The photo share:
Check back later in June for the photo roundup to see your fellow guerrillas’ must-have conference travel items.
This month, we tried something a wee bit different for the Photo Diary. Instead of asking you to share a first person photo of something to do with your library or storytime, we asked for submissions of stories of your zaniest storytime experiences–accompanied by ridiculous pictures and gifs, of course! As per usual, you did not disappoint.
Oh, my fellow librarians. The strange and wonderful things you’ve survived in your storytime tenure.
From an anonymous librarian who now lives in Nova Scotia:
When I was working in Oregon, I did outreach to Family Home Daycares. Once a month, I took a box of books and a storytime to home daycares and did storytime, then left the materials for the child care provider to use until the next month when I returned. Going into people’s homes is interesting, to say the least. Once while I was in the middle of reading Caps For Sale, one of the little girls just stood up and started peeing on the floor. Luckily, she was far enough away from me that the pee stayed off my books (and me). The woman in charge was pretty nonchalant about the whole thing. She just waited until she was done, and then wiped it up. I, of course, just kept reading the book.
From Lisa Mulvenna:
A couple of years ago the air conditioning went out at work during the middle of summer. If you haven’t experienced summer in Michigan, it is not unusual to have 90+ degrees and 100% humidity. Since we had storytimes running all morning, we propped open the outside door in the meeting room to let some air into the room while we set up. While this would seem like a good idea, multiple bees flew into the room and decided that they loved our fluorescent lights in the ceiling. We didn’t know this and they all decided to come out during the first program of the morning: baby storytime. The parents were pretty good natured about the situation, but in our 30-minute break between storytimes the two of us children’s librarians were trying to swat bees up in light fixtures in a 10-foot ceiling.

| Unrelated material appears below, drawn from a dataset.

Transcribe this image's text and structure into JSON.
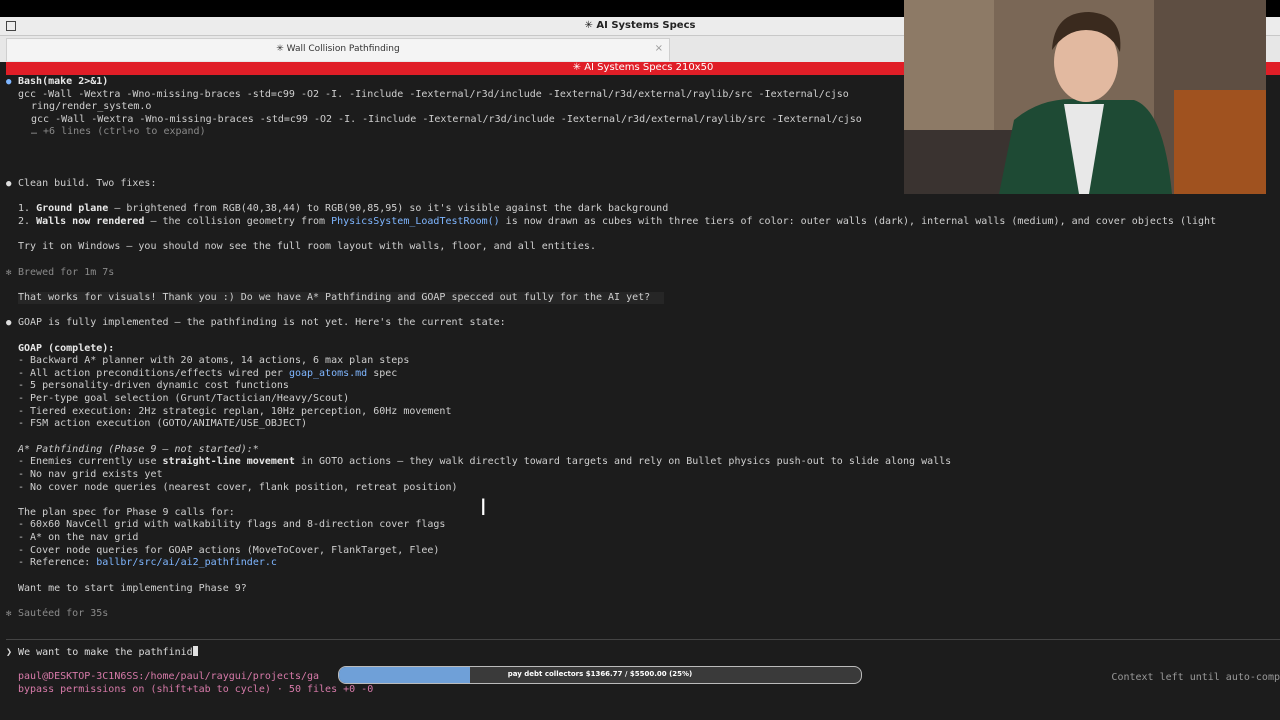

From Meagan Schiebel:
I’ve only been doing storytime for a couple years so I’m sure the worst of the horror stories is yet to come, but I had a failure of a storytime this past fall. It actually is the storytime that prompted me to completely redo my entire storytime.
I don’t even remember the theme or any of the books I read, probably because I was only about to get through about one book and then it all went downhill from there. It was a larger group than normal and all the kids who maybe aren’t on their best behavior (c’mon, I know you have some like that, too) were there. When you get one hyperactive kid around another hyperactive kid in a room with 15 other not hyperactive kids, then they all become hyperactive. The next part is expected: toddlers running around and screaming. Parents apologizing. Me struggling through, still attempting to sing and failing miserably. At one point the instigator of all this, a three year old girl, was running around with her pants around her ankles.
I closed up shop early and pulled a Merida in this GIF. Shock, tears, escape.